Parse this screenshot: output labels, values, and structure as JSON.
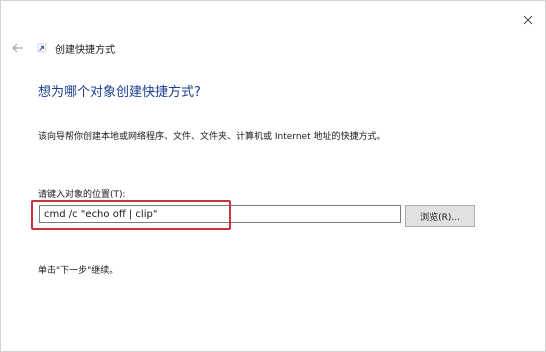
{
  "window": {
    "title": "创建快捷方式",
    "close_icon": "close-icon",
    "back_icon": "back-arrow-icon",
    "shortcut_icon": "shortcut-icon"
  },
  "wizard": {
    "heading": "想为哪个对象创建快捷方式?",
    "description": "该向导帮你创建本地或网络程序、文件、文件夹、计算机或 Internet 地址的快捷方式。",
    "location_label": "请键入对象的位置(T):",
    "location_value": "cmd /c \"echo off | clip\"",
    "browse_label": "浏览(R)...",
    "next_hint": "单击\"下一步\"继续。"
  },
  "colors": {
    "heading": "#1c3f94",
    "highlight": "#c8353a"
  }
}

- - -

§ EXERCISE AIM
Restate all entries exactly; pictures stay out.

§ RESULT
Parse this screenshot: output labels, values, and structure as JSON.
{
  "window": {
    "title": "创建快捷方式",
    "close_icon": "close-icon",
    "back_icon": "back-arrow-icon",
    "shortcut_icon": "shortcut-icon"
  },
  "wizard": {
    "heading": "想为哪个对象创建快捷方式?",
    "description": "该向导帮你创建本地或网络程序、文件、文件夹、计算机或 Internet 地址的快捷方式。",
    "location_label": "请键入对象的位置(T):",
    "location_value": "cmd /c \"echo off | clip\"",
    "browse_label": "浏览(R)...",
    "next_hint": "单击\"下一步\"继续。"
  },
  "colors": {
    "heading": "#1c3f94",
    "highlight": "#c8353a"
  }
}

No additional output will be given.